The plain of Sind and of eastern Gujarat is covered by alluvium and wind-blown sand.
It is probable that it still lingers in the wastes of Kirwan in eastern Persia, whence examples may occasionally stray northward to those of Turkestan, 2 even near the Lower Oxus; but the assertion, often repeated, as to its former occurrence in Baluchistan or Sind seems to rest on testimony too slender for acceptance.
The twenty-six districts are: Bombay City, Ahmedabad, Broach, Kaira, Panch Mahals, Surat, Thana, Ahmednagar, Khandesh (partitioned into two districts in 1906), Nasik, Poona, Satara, Sholapur, Belgaum, Bijapur, Dharwar, Kanara, Kolaba, Ratnagiri, Karachi, Hyderabad, Shikarpur, Thar and Parkar, and Upper Sind Frontier.
In India it is confined to the province of Kathiawar in Gujerat, though within the 19th century it extended through the north-west parts of Hindustan, from Bahawalpur and Sind to at least the Jumna (about Delhi) southward as far as Khandesh, and in central India through the Sagur and Narbuda territories, Bundelkund, and as far east as Palamau.
There are in Cutch about 200 of these Jareja chiefs, who all claim their descent from a prince who reigned in Sind about l000 years ago.
In Sind the Omayyad governor, Mansur b.
MAKRAN, or Mekran, a province of Baluchistan, fringing the Arabian Sea from Persia almost to Sind for about 200 m.
At this time both the Punjab and Sind were independent kingdoms.
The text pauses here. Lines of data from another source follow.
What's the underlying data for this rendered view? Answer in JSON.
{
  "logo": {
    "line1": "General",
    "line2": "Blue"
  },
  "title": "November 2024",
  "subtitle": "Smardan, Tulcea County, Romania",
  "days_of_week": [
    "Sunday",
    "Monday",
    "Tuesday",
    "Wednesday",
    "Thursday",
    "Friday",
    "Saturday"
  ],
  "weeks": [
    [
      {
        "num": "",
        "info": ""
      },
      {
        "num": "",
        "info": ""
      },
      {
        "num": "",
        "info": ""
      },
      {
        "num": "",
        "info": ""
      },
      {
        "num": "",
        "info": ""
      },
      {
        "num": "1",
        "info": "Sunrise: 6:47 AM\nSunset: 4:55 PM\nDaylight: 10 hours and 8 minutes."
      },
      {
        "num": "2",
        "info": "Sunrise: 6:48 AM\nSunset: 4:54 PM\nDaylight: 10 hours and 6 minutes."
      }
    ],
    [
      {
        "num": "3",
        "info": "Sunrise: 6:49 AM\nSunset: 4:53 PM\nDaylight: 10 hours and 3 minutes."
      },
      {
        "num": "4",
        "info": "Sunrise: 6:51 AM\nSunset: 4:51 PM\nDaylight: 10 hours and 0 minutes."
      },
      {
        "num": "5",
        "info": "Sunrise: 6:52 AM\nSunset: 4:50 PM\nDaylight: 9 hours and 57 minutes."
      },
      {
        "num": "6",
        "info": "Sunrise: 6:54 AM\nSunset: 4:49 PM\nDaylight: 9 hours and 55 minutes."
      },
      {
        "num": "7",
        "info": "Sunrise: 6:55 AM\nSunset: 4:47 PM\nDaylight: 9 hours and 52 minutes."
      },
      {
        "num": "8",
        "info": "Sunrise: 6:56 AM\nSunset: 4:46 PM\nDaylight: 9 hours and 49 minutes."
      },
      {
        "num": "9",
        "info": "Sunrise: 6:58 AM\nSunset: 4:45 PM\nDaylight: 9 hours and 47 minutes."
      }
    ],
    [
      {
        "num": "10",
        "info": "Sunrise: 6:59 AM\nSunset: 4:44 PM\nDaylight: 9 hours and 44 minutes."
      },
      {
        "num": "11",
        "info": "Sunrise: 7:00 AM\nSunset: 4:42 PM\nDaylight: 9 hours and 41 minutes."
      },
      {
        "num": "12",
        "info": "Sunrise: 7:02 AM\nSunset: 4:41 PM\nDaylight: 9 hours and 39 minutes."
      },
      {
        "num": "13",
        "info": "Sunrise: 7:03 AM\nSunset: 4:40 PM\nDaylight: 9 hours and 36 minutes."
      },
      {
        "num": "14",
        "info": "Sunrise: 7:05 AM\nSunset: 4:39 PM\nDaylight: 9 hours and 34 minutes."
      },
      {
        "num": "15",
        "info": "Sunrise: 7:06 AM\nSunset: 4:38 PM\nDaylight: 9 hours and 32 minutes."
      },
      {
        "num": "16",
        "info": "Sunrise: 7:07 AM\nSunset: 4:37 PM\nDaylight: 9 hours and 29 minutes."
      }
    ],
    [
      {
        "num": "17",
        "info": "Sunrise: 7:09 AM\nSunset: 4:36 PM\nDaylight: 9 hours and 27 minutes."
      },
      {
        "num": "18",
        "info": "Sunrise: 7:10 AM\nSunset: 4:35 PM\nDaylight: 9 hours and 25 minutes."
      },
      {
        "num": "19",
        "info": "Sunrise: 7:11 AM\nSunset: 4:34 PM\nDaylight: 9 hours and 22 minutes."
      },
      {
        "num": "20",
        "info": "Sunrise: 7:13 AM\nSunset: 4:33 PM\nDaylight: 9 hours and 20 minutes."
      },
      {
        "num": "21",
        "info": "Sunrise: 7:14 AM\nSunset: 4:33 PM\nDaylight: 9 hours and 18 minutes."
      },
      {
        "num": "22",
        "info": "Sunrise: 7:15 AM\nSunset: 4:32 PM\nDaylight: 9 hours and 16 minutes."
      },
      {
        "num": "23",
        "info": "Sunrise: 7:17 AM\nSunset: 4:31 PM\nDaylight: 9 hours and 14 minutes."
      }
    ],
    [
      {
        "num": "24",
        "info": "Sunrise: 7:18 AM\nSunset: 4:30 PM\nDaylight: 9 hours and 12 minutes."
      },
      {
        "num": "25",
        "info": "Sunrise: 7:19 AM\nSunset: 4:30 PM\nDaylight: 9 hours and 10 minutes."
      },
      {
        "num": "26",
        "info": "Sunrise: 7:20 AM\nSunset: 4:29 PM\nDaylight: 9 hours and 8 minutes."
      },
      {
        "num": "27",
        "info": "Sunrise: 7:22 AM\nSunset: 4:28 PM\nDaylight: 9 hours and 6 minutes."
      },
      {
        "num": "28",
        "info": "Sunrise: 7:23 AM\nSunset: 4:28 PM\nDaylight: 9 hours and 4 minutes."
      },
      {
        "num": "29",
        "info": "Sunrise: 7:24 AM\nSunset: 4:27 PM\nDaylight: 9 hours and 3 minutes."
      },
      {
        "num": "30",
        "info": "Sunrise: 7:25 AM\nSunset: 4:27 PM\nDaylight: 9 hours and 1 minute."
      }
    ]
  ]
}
Sind was the less powerful of the two, and, therefore, a British army escorting Shah Shuja made its way by that route to enter Afghanistan through the Bolan Pass.
From the river Sutlej and the borders of the Sind desert, as far as Burma and to Ceylon, the religion of the great bulk of the people of India is Hindu or Brahminical, though the Mahommedans are often numerous, and in some places even in a majority.
It is on inundation canals such as these that the whole cultivation of Sind depends.